Dinner theater is the most likely destination for "Take a Chance on Me," the English comedy that isn't yet another exercise in karaoke Abba. Taking the world of speed dating as his starting point, scribe Roger Hall spends rather more time than necessary charting the romantic travails of six lovesick Londoners.
Dinner theater is the most likely destination for “Take a Chance on Me,” the English comedy that isn’t, you may be pleased to discover, yet another exercise in karaoke Abba. Taking the world of speed dating as his starting point, scribe Roger Hall spends rather more time than necessary — the play runs a far from fleet 2½ hours — charting the romantic travails of six lovesick Londoners, alongside two comperes of sorts, the “other woman” (Gwyneth Strong) and “other man” (Alan Francis), whose running commentary could most benevolently be described as Marivaux lite.
Those two are along to plug narrative gaps, generate suspense (by the end of act one, we’re told as if the tension were absolutely unbearable, only one of the sextet under scrutiny has found love), and play multiple roles themselves, which both actors do with the likable aplomb that extends across director Justin Greene’s entire cast. If the play itself seems quaint — some might say trivial — it’s the sort of show one could imagine its characters enjoying.
Americans might actually enjoy Hall’s cross-section of the lovelorn, if only to gauge the ways in which such generic approaches to playwriting differ in the U.K. I’m not sure, for instance, that Brian (played by Joe McGann, brother of “Mourning Becomes Electra’s” Paul McGann), the “bit o’ rough” plumber — he prefers to call himself a “service engineer” — and football obsessive has quite so immediately identifiable an equivalent in the U.S. So recognizable a type was he at the perf caught that the jolly female English bank employee near me was in near-hysterics at his every move.

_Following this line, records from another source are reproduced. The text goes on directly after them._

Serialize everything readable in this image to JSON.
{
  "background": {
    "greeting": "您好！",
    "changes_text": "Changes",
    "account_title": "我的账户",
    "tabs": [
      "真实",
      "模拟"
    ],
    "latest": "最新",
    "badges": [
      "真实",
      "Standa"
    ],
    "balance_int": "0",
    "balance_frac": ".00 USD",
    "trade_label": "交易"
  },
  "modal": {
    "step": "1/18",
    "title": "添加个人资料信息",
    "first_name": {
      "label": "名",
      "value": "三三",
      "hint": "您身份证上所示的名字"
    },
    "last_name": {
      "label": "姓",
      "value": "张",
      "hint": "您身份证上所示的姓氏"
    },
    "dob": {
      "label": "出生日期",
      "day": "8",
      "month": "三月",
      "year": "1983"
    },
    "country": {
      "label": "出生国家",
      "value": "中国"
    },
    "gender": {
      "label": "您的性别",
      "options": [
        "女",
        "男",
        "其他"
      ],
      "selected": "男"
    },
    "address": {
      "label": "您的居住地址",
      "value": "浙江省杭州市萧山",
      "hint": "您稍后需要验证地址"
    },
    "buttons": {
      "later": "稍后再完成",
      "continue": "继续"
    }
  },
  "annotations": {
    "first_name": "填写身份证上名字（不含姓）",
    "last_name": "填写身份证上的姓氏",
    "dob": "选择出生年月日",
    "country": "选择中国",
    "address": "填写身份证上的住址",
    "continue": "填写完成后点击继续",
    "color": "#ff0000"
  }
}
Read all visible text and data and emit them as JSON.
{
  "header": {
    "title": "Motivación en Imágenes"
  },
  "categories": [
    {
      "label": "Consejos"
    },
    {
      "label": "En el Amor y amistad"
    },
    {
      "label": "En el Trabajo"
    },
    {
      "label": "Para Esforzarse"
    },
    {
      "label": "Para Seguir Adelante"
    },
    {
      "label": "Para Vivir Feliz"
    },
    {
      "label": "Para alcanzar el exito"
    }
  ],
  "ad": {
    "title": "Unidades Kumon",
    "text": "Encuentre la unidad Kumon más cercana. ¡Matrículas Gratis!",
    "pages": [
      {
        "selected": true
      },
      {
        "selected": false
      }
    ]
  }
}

The hard-boozing Brian has been abandoned by his wife, only to find second-act solace with an escort named Desiree. While the cast maneuvers the cushions that make up Sarah-Jane McClelland’s set, the characters maneuver their own way toward romance, or not, as the case may be.
To start with, they’re enrolled at an introduction agency allowing them three minutes with each person, which seems to be the amount of time it takes divorcee Eleanor (Candida Gibbons), the hard-boiled lawyer, to have her way with a bicycle courier. (By the end, Eleanor has achieved what looks to be longer-termed success with an eye surgeon she met at a Club Med.)
Choosing somewhat slower paths toward satisfaction are widower Dan (Eric Richard) and the poshly spoken Lorraine (Georgina Hale), whose husband is dying of cancer. While Dan checks what day it is on his pill dispenser, Lorraine gets fixed up with a (literal) dummy. The bravest shot at a big date for teacher Rebecca (Helen Lederer) gets torpedoed by her children — and by her own low self-esteem. “I’m a cliche,” she says. “(That) doesn’t make it any easier.” Or make her any less a cliche.
If the characters’ tribulations are of the unexceptional sort one can find nightly on TV for free, one shouldn’t discount the charm of a company who survive even Hall’s hoariest passages. (The dreariest vignette chronicles two dates gone awry — one to the movies, the other to “Vlad the Impaler” at the Royal Albert Hall.) Patrick Pearson is especially endearing as the beleaguered Tim. But there isn’t a weak link in the cast of a play that is good-hearted without being good and would be better if it were shorter. What happened, one wonders, to speed playgoing?